- GOAL OF THE EXERCISE:
All of the entries below are to be retyped exactly.

[Dataset items]
..........

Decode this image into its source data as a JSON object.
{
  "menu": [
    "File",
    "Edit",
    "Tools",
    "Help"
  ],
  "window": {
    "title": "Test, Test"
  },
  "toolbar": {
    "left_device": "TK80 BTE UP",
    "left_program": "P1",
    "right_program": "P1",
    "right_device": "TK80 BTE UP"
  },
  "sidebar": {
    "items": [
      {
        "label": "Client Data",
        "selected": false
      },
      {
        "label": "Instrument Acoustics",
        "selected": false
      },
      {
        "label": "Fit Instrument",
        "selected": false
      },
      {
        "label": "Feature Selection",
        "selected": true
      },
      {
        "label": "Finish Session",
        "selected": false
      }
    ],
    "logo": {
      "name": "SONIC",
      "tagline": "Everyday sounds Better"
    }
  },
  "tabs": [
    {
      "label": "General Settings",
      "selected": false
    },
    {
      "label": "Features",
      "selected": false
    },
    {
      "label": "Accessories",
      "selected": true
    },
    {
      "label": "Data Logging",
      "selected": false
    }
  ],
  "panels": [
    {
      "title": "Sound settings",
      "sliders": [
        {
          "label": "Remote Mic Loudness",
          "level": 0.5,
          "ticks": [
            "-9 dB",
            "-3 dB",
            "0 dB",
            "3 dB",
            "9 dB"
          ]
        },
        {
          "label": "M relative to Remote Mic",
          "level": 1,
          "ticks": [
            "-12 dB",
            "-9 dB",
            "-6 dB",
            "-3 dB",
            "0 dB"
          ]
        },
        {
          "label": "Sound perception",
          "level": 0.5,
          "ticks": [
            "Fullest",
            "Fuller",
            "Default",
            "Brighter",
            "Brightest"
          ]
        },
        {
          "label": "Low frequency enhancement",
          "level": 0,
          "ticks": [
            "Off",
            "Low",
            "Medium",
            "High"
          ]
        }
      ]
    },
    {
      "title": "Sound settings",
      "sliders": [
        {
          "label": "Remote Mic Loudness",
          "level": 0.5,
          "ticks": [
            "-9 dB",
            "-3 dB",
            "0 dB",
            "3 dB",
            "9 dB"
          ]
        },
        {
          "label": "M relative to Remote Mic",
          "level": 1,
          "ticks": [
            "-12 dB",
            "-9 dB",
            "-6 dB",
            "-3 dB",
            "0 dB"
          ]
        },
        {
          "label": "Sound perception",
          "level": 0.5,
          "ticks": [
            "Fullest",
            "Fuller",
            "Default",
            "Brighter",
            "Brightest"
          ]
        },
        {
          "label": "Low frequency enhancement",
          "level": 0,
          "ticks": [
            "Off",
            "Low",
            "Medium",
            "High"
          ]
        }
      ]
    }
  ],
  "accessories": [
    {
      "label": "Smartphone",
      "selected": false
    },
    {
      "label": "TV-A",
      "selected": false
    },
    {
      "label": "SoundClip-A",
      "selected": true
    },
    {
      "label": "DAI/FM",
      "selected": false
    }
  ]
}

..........

- FINISHED EXERCISE:
Decode this image into its source data as a JSON object.
{
  "menu": [
    "File",
    "Edit",
    "Tools",
    "Help"
  ],
  "window": {
    "title": "Test, Test"
  },
  "toolbar": {
    "left_device": "TK80 BTE UP",
    "left_program": "P1",
    "right_program": "P1",
    "right_device": "TK80 BTE UP"
  },
  "sidebar": {
    "items": [
      {
        "label": "Client Data",
        "selected": false
      },
      {
        "label": "Instrument Acoustics",
        "selected": false
      },
      {
        "label": "Fit Instrument",
        "selected": false
      },
      {
        "label": "Feature Selection",
        "selected": true
      },
      {
        "label": "Finish Session",
        "selected": false
      }
    ],
    "logo": {
      "name": "SONIC",
      "tagline": "Everyday sounds Better"
    }
  },
  "tabs": [
    {
      "label": "General Settings",
      "selected": false
    },
    {
      "label": "Features",
      "selected": false
    },
    {
      "label": "Accessories",
      "selected": true
    },
    {
      "label": "Data Logging",
      "selected": false
    }
  ],
  "panels": [
    {
      "title": "Sound settings",
      "sliders": [
        {
          "label": "Remote Mic Loudness",
          "level": 0.5,
          "ticks": [
            "-9 dB",
            "-3 dB",
            "0 dB",
            "3 dB",
            "9 dB"
          ]
        },
        {
          "label": "M relative to Remote Mic",
          "level": 1,
          "ticks": [
            "-12 dB",
            "-9 dB",
            "-6 dB",
            "-3 dB",
            "0 dB"
          ]
        },
        {
          "label": "Sound perception",
          "level": 0.5,
          "ticks": [
            "Fullest",
            "Fuller",
            "Default",
            "Brighter",
            "Brightest"
          ]
        },
        {
          "label": "Low frequency enhancement",
          "level": 0,
          "ticks": [
            "Off",
            "Low",
            "Medium",
            "High"
          ]
        }
      ]
    },
    {
      "title": "Sound settings",
      "sliders": [
        {
          "label": "Remote Mic Loudness",
          "level": 0.5,
          "ticks": [
            "-9 dB",
            "-3 dB",
            "0 dB",
            "3 dB",
            "9 dB"
          ]
        },
        {
          "label": "M relative to Remote Mic",
          "level": 1,
          "ticks": [
            "-12 dB",
            "-9 dB",
            "-6 dB",
            "-3 dB",
            "0 dB"
          ]
        },
        {
          "label": "Sound perception",
          "level": 0.5,
          "ticks": [
            "Fullest",
            "Fuller",
            "Default",
            "Brighter",
            "Brightest"
          ]
        },
        {
          "label": "Low frequency enhancement",
          "level": 0,
          "ticks": [
            "Off",
            "Low",
            "Medium",
            "High"
          ]
        }
      ]
    }
  ],
  "accessories": [
    {
      "label": "Smartphone",
      "selected": false
    },
    {
      "label": "TV-A",
      "selected": false
    },
    {
      "label": "SoundClip-A",
      "selected": true
    },
    {
      "label": "DAI/FM",
      "selected": false
    }
  ]
}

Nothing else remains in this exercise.